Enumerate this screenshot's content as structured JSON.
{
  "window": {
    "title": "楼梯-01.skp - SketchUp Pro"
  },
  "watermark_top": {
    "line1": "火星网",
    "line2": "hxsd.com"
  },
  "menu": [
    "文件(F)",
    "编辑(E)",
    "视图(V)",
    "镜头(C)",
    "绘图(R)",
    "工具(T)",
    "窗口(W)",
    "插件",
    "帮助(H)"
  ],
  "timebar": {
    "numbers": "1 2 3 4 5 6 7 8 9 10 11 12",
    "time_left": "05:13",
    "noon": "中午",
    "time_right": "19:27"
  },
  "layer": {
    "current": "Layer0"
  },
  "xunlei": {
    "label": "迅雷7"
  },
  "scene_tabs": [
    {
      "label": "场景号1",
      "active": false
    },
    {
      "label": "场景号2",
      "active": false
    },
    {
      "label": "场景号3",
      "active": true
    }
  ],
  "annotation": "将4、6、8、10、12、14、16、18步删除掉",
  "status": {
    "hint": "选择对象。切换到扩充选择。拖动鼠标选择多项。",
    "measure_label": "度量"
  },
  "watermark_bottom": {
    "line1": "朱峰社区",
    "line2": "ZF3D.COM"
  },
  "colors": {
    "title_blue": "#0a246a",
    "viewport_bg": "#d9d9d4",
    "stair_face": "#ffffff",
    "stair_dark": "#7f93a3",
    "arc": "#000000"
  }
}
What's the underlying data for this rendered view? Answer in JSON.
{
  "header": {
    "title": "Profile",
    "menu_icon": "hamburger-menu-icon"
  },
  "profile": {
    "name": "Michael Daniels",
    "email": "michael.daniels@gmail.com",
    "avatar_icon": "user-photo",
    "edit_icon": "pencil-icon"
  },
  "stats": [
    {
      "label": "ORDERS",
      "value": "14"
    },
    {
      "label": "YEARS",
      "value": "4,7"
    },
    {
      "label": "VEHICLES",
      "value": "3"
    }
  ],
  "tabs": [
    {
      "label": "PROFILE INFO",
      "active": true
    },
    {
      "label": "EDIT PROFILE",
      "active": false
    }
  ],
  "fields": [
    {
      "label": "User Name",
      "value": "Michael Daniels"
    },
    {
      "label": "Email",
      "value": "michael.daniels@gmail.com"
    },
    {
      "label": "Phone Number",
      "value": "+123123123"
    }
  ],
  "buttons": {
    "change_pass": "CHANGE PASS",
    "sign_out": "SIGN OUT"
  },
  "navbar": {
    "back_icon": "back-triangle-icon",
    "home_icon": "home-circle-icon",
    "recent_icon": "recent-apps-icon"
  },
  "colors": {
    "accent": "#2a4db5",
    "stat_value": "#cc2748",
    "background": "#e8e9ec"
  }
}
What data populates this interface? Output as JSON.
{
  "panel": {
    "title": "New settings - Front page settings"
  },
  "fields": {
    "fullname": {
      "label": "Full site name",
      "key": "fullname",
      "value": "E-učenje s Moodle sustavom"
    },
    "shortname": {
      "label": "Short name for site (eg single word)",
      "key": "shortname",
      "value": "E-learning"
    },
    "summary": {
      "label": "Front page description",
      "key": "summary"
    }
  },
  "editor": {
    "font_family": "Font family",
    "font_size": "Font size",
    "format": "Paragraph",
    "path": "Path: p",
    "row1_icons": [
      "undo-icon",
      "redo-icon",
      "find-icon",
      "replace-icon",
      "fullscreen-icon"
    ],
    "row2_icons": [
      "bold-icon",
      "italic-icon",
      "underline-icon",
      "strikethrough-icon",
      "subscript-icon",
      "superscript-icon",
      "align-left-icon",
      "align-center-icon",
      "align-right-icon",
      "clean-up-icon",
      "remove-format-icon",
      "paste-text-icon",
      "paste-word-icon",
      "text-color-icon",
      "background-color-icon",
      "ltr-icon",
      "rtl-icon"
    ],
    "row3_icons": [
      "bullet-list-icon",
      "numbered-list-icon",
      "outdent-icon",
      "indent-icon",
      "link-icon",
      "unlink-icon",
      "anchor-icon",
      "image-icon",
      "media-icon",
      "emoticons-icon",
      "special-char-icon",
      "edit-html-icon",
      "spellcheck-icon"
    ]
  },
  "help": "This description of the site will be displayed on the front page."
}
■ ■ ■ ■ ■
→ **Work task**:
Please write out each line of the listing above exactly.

→ **Response for this exercise**:
Enumerate this screenshot's content as structured JSON.
{
  "window": {
    "title": "楼梯-01.skp - SketchUp Pro"
  },
  "watermark_top": {
    "line1": "火星网",
    "line2": "hxsd.com"
  },
  "menu": [
    "文件(F)",
    "编辑(E)",
    "视图(V)",
    "镜头(C)",
    "绘图(R)",
    "工具(T)",
    "窗口(W)",
    "插件",
    "帮助(H)"
  ],
  "timebar": {
    "numbers": "1 2 3 4 5 6 7 8 9 10 11 12",
    "time_left": "05:13",
    "noon": "中午",
    "time_right": "19:27"
  },
  "layer": {
    "current": "Layer0"
  },
  "xunlei": {
    "label": "迅雷7"
  },
  "scene_tabs": [
    {
      "label": "场景号1",
      "active": false
    },
    {
      "label": "场景号2",
      "active": false
    },
    {
      "label": "场景号3",
      "active": true
    }
  ],
  "annotation": "将4、6、8、10、12、14、16、18步删除掉",
  "status": {
    "hint": "选择对象。切换到扩充选择。拖动鼠标选择多项。",
    "measure_label": "度量"
  },
  "watermark_bottom": {
    "line1": "朱峰社区",
    "line2": "ZF3D.COM"
  },
  "colors": {
    "title_blue": "#0a246a",
    "viewport_bg": "#d9d9d4",
    "stair_face": "#ffffff",
    "stair_dark": "#7f93a3",
    "arc": "#000000"
  }
}
What's the underlying data for this rendered view? Answer in JSON.
{
  "header": {
    "title": "Profile",
    "menu_icon": "hamburger-menu-icon"
  },
  "profile": {
    "name": "Michael Daniels",
    "email": "michael.daniels@gmail.com",
    "avatar_icon": "user-photo",
    "edit_icon": "pencil-icon"
  },
  "stats": [
    {
      "label": "ORDERS",
      "value": "14"
    },
    {
      "label": "YEARS",
      "value": "4,7"
    },
    {
      "label": "VEHICLES",
      "value": "3"
    }
  ],
  "tabs": [
    {
      "label": "PROFILE INFO",
      "active": true
    },
    {
      "label": "EDIT PROFILE",
      "active": false
    }
  ],
  "fields": [
    {
      "label": "User Name",
      "value": "Michael Daniels"
    },
    {
      "label": "Email",
      "value": "michael.daniels@gmail.com"
    },
    {
      "label": "Phone Number",
      "value": "+123123123"
    }
  ],
  "buttons": {
    "change_pass": "CHANGE PASS",
    "sign_out": "SIGN OUT"
  },
  "navbar": {
    "back_icon": "back-triangle-icon",
    "home_icon": "home-circle-icon",
    "recent_icon": "recent-apps-icon"
  },
  "colors": {
    "accent": "#2a4db5",
    "stat_value": "#cc2748",
    "background": "#e8e9ec"
  }
}
What data populates this interface? Output as JSON.
{
  "panel": {
    "title": "New settings - Front page settings"
  },
  "fields": {
    "fullname": {
      "label": "Full site name",
      "key": "fullname",
      "value": "E-učenje s Moodle sustavom"
    },
    "shortname": {
      "label": "Short name for site (eg single word)",
      "key": "shortname",
      "value": "E-learning"
    },
    "summary": {
      "label": "Front page description",
      "key": "summary"
    }
  },
  "editor": {
    "font_family": "Font family",
    "font_size": "Font size",
    "format": "Paragraph",
    "path": "Path: p",
    "row1_icons": [
      "undo-icon",
      "redo-icon",
      "find-icon",
      "replace-icon",
      "fullscreen-icon"
    ],
    "row2_icons": [
      "bold-icon",
      "italic-icon",
      "underline-icon",
      "strikethrough-icon",
      "subscript-icon",
      "superscript-icon",
      "align-left-icon",
      "align-center-icon",
      "align-right-icon",
      "clean-up-icon",
      "remove-format-icon",
      "paste-text-icon",
      "paste-word-icon",
      "text-color-icon",
      "background-color-icon",
      "ltr-icon",
      "rtl-icon"
    ],
    "row3_icons": [
      "bullet-list-icon",
      "numbered-list-icon",
      "outdent-icon",
      "indent-icon",
      "link-icon",
      "unlink-icon",
      "anchor-icon",
      "image-icon",
      "media-icon",
      "emoticons-icon",
      "special-char-icon",
      "edit-html-icon",
      "spellcheck-icon"
    ]
  },
  "help": "This description of the site will be displayed on the front page."
}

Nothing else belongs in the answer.